# YOUR OBJECTIVE:
From the first line to the last, repeat the data below exactly.

# DATA FOR THE TASK:
═══
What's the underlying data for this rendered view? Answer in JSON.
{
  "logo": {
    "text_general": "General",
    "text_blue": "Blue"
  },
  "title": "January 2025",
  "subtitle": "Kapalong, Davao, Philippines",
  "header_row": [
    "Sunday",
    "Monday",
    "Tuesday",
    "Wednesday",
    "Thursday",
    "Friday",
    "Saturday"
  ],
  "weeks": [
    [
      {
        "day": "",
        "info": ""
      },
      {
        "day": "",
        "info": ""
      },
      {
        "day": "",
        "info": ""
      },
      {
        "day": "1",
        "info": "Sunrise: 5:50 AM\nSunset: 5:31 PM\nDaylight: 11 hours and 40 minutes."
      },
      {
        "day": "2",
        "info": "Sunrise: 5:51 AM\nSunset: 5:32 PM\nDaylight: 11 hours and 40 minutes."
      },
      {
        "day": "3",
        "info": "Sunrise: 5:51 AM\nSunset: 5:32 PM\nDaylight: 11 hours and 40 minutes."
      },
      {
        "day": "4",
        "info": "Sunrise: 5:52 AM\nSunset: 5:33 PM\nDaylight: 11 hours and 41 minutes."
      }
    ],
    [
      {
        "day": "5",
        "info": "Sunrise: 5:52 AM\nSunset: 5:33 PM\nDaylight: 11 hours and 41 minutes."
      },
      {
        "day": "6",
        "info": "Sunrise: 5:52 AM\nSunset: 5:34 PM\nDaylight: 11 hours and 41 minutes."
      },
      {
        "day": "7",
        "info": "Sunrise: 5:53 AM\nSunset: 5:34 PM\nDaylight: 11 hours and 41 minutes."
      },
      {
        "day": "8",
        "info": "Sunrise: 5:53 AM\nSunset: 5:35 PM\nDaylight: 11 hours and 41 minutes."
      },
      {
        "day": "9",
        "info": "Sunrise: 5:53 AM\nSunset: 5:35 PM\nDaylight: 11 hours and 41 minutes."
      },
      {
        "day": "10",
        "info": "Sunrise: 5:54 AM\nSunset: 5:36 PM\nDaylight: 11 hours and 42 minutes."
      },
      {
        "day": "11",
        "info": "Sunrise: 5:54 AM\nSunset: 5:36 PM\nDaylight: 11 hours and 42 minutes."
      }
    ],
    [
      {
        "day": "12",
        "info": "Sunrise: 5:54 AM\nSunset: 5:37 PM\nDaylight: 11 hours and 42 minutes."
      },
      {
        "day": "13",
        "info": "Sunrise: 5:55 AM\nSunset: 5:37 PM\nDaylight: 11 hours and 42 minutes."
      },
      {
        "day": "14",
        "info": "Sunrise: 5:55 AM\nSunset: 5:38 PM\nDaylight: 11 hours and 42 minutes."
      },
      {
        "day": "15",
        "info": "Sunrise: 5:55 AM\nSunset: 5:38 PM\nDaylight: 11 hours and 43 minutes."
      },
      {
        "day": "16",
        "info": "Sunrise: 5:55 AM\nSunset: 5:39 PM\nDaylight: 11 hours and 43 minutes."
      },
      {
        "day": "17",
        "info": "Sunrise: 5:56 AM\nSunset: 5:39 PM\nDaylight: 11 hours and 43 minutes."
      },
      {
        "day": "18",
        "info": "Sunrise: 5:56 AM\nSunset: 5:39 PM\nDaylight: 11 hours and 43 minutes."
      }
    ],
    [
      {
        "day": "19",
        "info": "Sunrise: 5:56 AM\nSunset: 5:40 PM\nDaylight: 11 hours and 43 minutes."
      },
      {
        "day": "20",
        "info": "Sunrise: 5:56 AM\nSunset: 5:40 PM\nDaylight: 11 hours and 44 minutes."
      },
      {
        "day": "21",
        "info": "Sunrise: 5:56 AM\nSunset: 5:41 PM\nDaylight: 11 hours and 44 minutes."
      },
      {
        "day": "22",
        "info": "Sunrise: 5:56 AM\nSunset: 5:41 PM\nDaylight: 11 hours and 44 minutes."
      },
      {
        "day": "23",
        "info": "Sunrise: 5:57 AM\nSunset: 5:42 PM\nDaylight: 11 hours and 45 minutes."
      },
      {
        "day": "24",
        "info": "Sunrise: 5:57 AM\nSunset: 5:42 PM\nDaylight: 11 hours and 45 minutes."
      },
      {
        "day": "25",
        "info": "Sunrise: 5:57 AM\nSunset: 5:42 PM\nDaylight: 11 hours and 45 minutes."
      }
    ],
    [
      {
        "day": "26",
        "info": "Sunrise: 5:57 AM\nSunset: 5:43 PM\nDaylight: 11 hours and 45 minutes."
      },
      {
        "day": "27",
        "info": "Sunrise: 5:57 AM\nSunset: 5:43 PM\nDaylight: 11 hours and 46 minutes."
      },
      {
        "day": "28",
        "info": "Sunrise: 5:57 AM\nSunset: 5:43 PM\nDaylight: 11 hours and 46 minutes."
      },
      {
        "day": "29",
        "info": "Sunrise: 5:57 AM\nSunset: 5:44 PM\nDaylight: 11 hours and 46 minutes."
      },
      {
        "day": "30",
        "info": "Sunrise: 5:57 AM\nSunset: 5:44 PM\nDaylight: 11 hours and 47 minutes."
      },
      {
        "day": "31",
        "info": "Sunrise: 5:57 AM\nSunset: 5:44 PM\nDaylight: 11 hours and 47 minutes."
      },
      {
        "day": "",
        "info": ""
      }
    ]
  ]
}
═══
# OUTPUT FOR THIS TASK:
What's the underlying data for this rendered view? Answer in JSON.
{
  "logo": {
    "text_general": "General",
    "text_blue": "Blue"
  },
  "title": "January 2025",
  "subtitle": "Kapalong, Davao, Philippines",
  "header_row": [
    "Sunday",
    "Monday",
    "Tuesday",
    "Wednesday",
    "Thursday",
    "Friday",
    "Saturday"
  ],
  "weeks": [
    [
      {
        "day": "",
        "info": ""
      },
      {
        "day": "",
        "info": ""
      },
      {
        "day": "",
        "info": ""
      },
      {
        "day": "1",
        "info": "Sunrise: 5:50 AM\nSunset: 5:31 PM\nDaylight: 11 hours and 40 minutes."
      },
      {
        "day": "2",
        "info": "Sunrise: 5:51 AM\nSunset: 5:32 PM\nDaylight: 11 hours and 40 minutes."
      },
      {
        "day": "3",
        "info": "Sunrise: 5:51 AM\nSunset: 5:32 PM\nDaylight: 11 hours and 40 minutes."
      },
      {
        "day": "4",
        "info": "Sunrise: 5:52 AM\nSunset: 5:33 PM\nDaylight: 11 hours and 41 minutes."
      }
    ],
    [
      {
        "day": "5",
        "info": "Sunrise: 5:52 AM\nSunset: 5:33 PM\nDaylight: 11 hours and 41 minutes."
      },
      {
        "day": "6",
        "info": "Sunrise: 5:52 AM\nSunset: 5:34 PM\nDaylight: 11 hours and 41 minutes."
      },
      {
        "day": "7",
        "info": "Sunrise: 5:53 AM\nSunset: 5:34 PM\nDaylight: 11 hours and 41 minutes."
      },
      {
        "day": "8",
        "info": "Sunrise: 5:53 AM\nSunset: 5:35 PM\nDaylight: 11 hours and 41 minutes."
      },
      {
        "day": "9",
        "info": "Sunrise: 5:53 AM\nSunset: 5:35 PM\nDaylight: 11 hours and 41 minutes."
      },
      {
        "day": "10",
        "info": "Sunrise: 5:54 AM\nSunset: 5:36 PM\nDaylight: 11 hours and 42 minutes."
      },
      {
        "day": "11",
        "info": "Sunrise: 5:54 AM\nSunset: 5:36 PM\nDaylight: 11 hours and 42 minutes."
      }
    ],
    [
      {
        "day": "12",
        "info": "Sunrise: 5:54 AM\nSunset: 5:37 PM\nDaylight: 11 hours and 42 minutes."
      },
      {
        "day": "13",
        "info": "Sunrise: 5:55 AM\nSunset: 5:37 PM\nDaylight: 11 hours and 42 minutes."
      },
      {
        "day": "14",
        "info": "Sunrise: 5:55 AM\nSunset: 5:38 PM\nDaylight: 11 hours and 42 minutes."
      },
      {
        "day": "15",
        "info": "Sunrise: 5:55 AM\nSunset: 5:38 PM\nDaylight: 11 hours and 43 minutes."
      },
      {
        "day": "16",
        "info": "Sunrise: 5:55 AM\nSunset: 5:39 PM\nDaylight: 11 hours and 43 minutes."
      },
      {
        "day": "17",
        "info": "Sunrise: 5:56 AM\nSunset: 5:39 PM\nDaylight: 11 hours and 43 minutes."
      },
      {
        "day": "18",
        "info": "Sunrise: 5:56 AM\nSunset: 5:39 PM\nDaylight: 11 hours and 43 minutes."
      }
    ],
    [
      {
        "day": "19",
        "info": "Sunrise: 5:56 AM\nSunset: 5:40 PM\nDaylight: 11 hours and 43 minutes."
      },
      {
        "day": "20",
        "info": "Sunrise: 5:56 AM\nSunset: 5:40 PM\nDaylight: 11 hours and 44 minutes."
      },
      {
        "day": "21",
        "info": "Sunrise: 5:56 AM\nSunset: 5:41 PM\nDaylight: 11 hours and 44 minutes."
      },
      {
        "day": "22",
        "info": "Sunrise: 5:56 AM\nSunset: 5:41 PM\nDaylight: 11 hours and 44 minutes."
      },
      {
        "day": "23",
        "info": "Sunrise: 5:57 AM\nSunset: 5:42 PM\nDaylight: 11 hours and 45 minutes."
      },
      {
        "day": "24",
        "info": "Sunrise: 5:57 AM\nSunset: 5:42 PM\nDaylight: 11 hours and 45 minutes."
      },
      {
        "day": "25",
        "info": "Sunrise: 5:57 AM\nSunset: 5:42 PM\nDaylight: 11 hours and 45 minutes."
      }
    ],
    [
      {
        "day": "26",
        "info": "Sunrise: 5:57 AM\nSunset: 5:43 PM\nDaylight: 11 hours and 45 minutes."
      },
      {
        "day": "27",
        "info": "Sunrise: 5:57 AM\nSunset: 5:43 PM\nDaylight: 11 hours and 46 minutes."
      },
      {
        "day": "28",
        "info": "Sunrise: 5:57 AM\nSunset: 5:43 PM\nDaylight: 11 hours and 46 minutes."
      },
      {
        "day": "29",
        "info": "Sunrise: 5:57 AM\nSunset: 5:44 PM\nDaylight: 11 hours and 46 minutes."
      },
      {
        "day": "30",
        "info": "Sunrise: 5:57 AM\nSunset: 5:44 PM\nDaylight: 11 hours and 47 minutes."
      },
      {
        "day": "31",
        "info": "Sunrise: 5:57 AM\nSunset: 5:44 PM\nDaylight: 11 hours and 47 minutes."
      },
      {
        "day": "",
        "info": ""
      }
    ]
  ]
}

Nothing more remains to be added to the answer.